The Value of Information
my thoughts about the book by Robert Laughlin THE CRIME of REASON and the closing of the scientific mind
see also The Crime of Reason: and the Closing of the Scientific Mind Reviewed by Edward Gerjuoy
chapter 1 - The end of Innocence
The paradox is clearly expressed that scientists want the knowledge/information to be free, while business people want the information to be expensive (if we put it into the words of Seth Levine, see above). The sequestration of knowledge is intentionally created rather than being due to the difficulty of understanding by the layperson. The friction and paradox is extremely painful in the Information Age, when we live and value bits more and more rather than atoms.
Thus at the dawn of the Information Age we find ourselves dealing with the bizarre concept of the
“crime of reason,” the unsocial nature or outright illegality of understanding certain things
Patents are intended to introduce rules, but the money/finance/business frustrate the rules as they want to monetise the information.
chapter 4 - Game of Chance
This chapter is particularly interesting as it makes a striking contrast between scientists and so-called businessman. Laughlin, being a physicist, sees much more VALUE being created by scientists, not by coniving business people. Laughlin does not see optionality and randomness as a part of creative process. It appears that Laughlin does not know economics as deeply as physics. In particular, the collision between economics/markets and science/information is a very important topic in the economics foundations.
The quality and the asymmetry of information is critical to the incentives of the agents. The markets have to discover the information as a part of their mechanism, which is a proven "theorem" by Stiglitz and Grossman.. Laughlin formulates it here as an emotional argument and as a moral problem

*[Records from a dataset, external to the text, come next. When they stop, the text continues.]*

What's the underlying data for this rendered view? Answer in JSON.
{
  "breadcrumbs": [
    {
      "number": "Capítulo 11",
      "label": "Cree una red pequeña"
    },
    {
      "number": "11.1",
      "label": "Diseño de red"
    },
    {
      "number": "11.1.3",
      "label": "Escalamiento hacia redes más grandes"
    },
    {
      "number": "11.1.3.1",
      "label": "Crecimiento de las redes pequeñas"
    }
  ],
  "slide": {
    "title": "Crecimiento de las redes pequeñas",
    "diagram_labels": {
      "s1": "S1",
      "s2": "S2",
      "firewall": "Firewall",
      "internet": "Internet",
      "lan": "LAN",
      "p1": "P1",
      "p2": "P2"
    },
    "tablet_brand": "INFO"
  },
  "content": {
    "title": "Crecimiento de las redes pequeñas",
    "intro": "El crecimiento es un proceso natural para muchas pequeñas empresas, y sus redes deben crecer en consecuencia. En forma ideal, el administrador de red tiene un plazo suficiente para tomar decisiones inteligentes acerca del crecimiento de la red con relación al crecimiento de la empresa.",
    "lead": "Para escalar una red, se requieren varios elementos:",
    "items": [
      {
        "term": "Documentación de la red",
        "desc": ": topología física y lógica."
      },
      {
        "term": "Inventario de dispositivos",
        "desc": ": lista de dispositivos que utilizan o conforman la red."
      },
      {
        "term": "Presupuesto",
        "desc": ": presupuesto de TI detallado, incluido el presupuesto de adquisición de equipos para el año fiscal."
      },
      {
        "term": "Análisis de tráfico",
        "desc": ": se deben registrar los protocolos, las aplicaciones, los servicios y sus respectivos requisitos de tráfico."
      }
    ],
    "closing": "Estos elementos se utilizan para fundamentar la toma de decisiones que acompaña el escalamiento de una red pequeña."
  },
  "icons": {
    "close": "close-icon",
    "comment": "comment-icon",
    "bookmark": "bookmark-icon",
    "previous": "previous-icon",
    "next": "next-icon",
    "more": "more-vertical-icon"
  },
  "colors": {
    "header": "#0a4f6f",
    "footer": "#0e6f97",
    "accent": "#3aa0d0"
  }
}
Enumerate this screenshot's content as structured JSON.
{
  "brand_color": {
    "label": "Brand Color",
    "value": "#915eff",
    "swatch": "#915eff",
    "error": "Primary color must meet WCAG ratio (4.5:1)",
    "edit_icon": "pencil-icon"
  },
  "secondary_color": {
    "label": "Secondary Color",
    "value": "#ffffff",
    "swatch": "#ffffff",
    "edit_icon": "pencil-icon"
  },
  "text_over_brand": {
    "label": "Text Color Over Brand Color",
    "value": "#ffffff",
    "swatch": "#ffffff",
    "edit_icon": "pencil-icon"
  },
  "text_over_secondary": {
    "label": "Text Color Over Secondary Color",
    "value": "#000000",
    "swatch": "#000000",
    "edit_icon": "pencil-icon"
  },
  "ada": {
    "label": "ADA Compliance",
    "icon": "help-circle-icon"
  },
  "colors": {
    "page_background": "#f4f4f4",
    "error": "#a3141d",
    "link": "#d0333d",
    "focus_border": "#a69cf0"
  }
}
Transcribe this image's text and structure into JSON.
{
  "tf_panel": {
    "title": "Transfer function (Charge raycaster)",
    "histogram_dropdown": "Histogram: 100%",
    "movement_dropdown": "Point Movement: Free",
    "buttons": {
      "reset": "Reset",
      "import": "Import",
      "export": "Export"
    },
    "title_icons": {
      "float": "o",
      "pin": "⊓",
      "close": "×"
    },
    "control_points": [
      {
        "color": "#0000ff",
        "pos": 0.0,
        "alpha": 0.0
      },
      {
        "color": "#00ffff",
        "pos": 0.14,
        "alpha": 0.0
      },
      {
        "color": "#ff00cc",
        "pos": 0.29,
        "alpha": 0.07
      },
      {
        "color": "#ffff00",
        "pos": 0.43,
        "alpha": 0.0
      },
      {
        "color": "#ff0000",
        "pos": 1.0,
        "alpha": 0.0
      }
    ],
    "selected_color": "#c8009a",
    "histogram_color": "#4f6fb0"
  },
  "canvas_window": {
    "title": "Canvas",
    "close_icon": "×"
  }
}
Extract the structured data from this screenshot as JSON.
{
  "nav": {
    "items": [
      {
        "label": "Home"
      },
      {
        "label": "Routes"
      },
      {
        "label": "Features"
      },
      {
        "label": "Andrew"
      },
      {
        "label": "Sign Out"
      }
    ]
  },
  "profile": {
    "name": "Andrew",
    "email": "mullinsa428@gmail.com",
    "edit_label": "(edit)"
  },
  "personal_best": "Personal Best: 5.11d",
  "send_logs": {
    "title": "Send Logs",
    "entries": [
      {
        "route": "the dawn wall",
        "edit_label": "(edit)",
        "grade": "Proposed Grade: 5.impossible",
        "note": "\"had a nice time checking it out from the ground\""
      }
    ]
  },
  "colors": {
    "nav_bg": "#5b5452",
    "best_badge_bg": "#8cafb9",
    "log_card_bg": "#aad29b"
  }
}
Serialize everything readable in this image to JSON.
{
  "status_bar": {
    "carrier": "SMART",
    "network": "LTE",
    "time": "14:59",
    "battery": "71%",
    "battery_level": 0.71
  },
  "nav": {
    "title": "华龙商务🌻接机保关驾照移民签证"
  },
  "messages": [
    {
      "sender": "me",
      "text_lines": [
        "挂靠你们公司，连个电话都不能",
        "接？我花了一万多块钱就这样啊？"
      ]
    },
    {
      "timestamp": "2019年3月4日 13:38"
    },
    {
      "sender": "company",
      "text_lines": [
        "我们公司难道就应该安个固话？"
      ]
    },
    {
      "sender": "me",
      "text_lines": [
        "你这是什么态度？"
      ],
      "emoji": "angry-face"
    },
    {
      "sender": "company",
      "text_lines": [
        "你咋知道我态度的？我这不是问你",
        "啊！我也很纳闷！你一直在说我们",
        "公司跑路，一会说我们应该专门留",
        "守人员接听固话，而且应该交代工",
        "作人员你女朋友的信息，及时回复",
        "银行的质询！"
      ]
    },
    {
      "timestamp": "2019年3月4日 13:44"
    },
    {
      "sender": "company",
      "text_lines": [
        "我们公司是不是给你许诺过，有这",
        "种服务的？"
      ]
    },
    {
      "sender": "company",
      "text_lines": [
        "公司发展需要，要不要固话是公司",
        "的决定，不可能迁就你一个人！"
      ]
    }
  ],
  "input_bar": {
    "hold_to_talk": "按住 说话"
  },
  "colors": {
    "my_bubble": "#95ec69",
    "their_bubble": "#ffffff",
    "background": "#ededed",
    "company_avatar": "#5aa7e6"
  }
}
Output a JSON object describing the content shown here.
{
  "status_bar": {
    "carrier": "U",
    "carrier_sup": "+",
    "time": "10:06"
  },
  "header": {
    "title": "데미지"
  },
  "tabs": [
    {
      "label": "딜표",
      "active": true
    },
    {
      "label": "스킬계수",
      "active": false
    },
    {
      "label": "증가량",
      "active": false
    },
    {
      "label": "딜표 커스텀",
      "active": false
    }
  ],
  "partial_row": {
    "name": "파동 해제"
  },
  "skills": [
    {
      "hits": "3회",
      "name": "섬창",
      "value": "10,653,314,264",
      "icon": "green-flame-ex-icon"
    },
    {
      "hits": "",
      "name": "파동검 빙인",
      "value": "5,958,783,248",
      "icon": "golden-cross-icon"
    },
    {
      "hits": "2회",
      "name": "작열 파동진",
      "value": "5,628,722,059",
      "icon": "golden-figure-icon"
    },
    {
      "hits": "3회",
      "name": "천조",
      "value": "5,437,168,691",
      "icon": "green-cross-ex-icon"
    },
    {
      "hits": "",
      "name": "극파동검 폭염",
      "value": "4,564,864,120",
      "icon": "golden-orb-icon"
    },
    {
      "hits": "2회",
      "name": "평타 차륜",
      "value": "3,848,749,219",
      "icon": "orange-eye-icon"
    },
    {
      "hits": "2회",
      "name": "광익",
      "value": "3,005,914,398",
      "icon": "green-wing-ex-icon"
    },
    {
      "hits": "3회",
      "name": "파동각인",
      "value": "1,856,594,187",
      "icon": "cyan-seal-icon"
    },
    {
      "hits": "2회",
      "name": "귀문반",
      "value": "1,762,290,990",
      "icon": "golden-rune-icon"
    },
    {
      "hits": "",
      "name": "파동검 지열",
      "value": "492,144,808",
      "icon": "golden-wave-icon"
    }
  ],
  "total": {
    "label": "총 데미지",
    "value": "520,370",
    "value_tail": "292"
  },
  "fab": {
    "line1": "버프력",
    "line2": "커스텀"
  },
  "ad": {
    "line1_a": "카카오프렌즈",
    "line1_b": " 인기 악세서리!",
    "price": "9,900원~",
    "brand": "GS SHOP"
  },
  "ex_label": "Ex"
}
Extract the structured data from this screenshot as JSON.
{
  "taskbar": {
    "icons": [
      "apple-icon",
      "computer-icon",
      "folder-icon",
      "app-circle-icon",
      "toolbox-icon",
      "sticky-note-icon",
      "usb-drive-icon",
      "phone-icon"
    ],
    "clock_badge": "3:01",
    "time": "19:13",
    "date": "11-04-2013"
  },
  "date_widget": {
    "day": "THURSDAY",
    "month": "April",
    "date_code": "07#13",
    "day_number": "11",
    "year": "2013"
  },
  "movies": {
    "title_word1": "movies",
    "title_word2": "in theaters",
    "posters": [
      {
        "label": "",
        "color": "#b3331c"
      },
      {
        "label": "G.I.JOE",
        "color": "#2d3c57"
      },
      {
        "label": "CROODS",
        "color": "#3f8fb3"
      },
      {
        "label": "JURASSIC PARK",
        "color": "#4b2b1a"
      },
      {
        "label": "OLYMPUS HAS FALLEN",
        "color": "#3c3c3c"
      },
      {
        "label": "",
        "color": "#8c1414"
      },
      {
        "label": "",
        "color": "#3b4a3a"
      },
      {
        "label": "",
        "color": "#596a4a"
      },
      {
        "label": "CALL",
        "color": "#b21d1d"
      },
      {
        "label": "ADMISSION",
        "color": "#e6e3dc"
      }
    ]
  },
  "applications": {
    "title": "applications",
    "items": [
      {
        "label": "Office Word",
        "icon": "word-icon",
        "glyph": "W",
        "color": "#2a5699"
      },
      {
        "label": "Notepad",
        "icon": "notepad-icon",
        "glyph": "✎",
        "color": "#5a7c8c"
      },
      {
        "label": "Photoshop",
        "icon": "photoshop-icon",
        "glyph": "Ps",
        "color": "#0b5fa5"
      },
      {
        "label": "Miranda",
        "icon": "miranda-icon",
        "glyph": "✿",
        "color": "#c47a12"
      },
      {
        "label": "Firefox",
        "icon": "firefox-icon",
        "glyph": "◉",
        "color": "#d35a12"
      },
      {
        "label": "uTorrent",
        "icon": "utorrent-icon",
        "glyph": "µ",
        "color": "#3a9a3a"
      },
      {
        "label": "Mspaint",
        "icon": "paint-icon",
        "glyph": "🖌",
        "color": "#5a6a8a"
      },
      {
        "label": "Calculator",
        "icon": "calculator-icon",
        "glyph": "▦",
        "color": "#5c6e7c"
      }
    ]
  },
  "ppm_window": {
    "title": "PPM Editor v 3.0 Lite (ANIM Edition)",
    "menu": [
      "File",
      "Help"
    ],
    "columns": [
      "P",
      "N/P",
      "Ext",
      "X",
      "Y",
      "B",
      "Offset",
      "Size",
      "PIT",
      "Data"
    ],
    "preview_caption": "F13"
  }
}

An important implication of this behavior is that universal access to knowledge is fundamentally incompatible with market economics
what is misleading and even dangerous, he goes on blaming
The misconception they confront is that economic life is not about logic at all but about game playing and deception—the exact opposite of science.
The fundamental concept of Knightian uncertainty is probably something Laughlin either does not know or disagree.
The analogy between business and poker is very relevant, but Laughlin does not see the creative human forces, constructive gaming, and alignment of cooperation-competition in the game of poker. See, for instance, Aaron Brown These forces of collaboration and competition are natural (for humans?!) under capitalism.
Morality is again fully on the side of science and considered via the eyes of Thomas Jefferson. Yet the morality is not an axiom of science, but rather social human concept, which is shared by scientists and enterpreneurs alike. Perhaps, the morality is simpler in the science context, and the greed does not tempt scientists as much in their main activity if their daily activity is still not applying and strugling for the funding/money.
Basically, Laughlin appreciates the value of science and much less (if at all?) value of business cooperation and competition. Yet the life, as WE know it, is full of different people, different incentives, and different value systems/beliefs.
The cost of the information creates scarcity and the scarcity creates value
Ironically, R&D in quant finance is a losing proposition in both success and failure; the weaker the finding, the less you can do with it, and the stronger the finding, the quicker someone else is right behind you doing it.
So the arbitrage is in the middle, just enough alpha!
MT - Maybe... depends on the implementation difficulty. Paradoxically, R&D effort is complementary to good information, just today’s discussion twitter.com/mturlakov/stat…
totally with you on "implementation difficulty"... great addendum, and the ultimate slowdown to arb decay.